President Donald Trump has raised a few eyebrows with remarks he made during a rally in Great Falls, Montana, Thursday. Trump revived his racist comments —despite being asked repeatedly by Native American leaders to not invoke the name of Pocahontas any longer during attacks on Senator Elizabeth Warren, took a jab at the #MeToo movement and mocked decorated veterans Senator John McCain, who served in the Vietnam War that Trump avoided, and President George H. W. Bush, who was shot down in the Pacific while serving in WWII.

And the president also renewed his public admiration for a man cited by numerous human rights organizations and United States allies for his actions. Trump made some strange comments regarding Russian president Vladimir Putin.

Russia is not an American ally, but Trump speaks of Putin in this video clip from the rally likes he's defending a good friend who just made a few mistakes.

"You know," Trump said appearing to mimic someone else, "President Putin is KGB and this and that..." then, turning to a placating tone, the president added,

You know what? Putin's fine. He's fine. We're all fine. You know, we're people."

While no one has challenged Trump's assessment that everyone involved —Putin's critics, Putin and Trump— are in fact "all people," they do assert that at least one of those people has done some very not fine things.

They shared their concerns on the president's favorite communication system: Twitter. Maybe Trump will see them before he heads to Helsinki to meet Putin in a closed door private meeting.

Matthew Miller's post refers to the March assassination attempt against former Russian agent Sergei Skripal and his daughter, Yulia, in the British city of Salisbury. The Russian poisoning attack led U.K. Prime Minister Theresa May, an ally of the United States, to expel 23 Russian diplomats from Great Britain.

But that's not the end of the not fine things attributed to Vladimir Putin.

Some of the things listed, attributed to a Putin led Russia, were the impetus for Russia's removal from the G8 in 2014. This year, Trump asked the G7 to let Russia back in during a rocky meeting in Canada. After the meeting, labeled G6+1, French President Emmanuel Macron said it could always be just G6.

With so many ally voices, foreign and domestic, speaking against Russia and Putin, Trump's devotion to promoting Russia and fondness for the Russian leader raises questions. The Special Counsel Robert Mueller led federal investigation into ties between Russia, the 2016 presidential election and the Trump campaign muddies the waters further.

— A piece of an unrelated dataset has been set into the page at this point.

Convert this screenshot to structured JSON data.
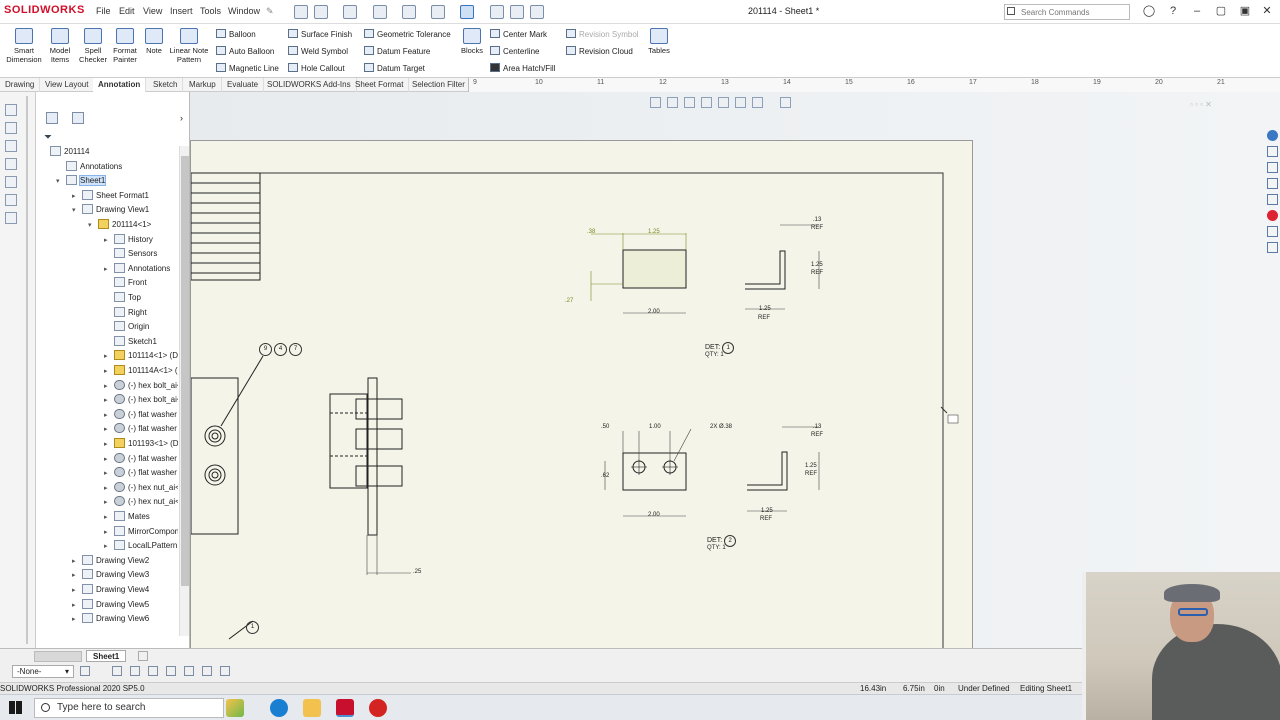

One Twitter user, Rogue Rich Lund, put forth his own theory for why —despite Trump's own advisers, congressional leaders on both sides of the aisle and foreign allies pointing out issues with Russia— the president continues to not only make diplomatic overtures toward Russia, but openly advocate for both the country and their leader.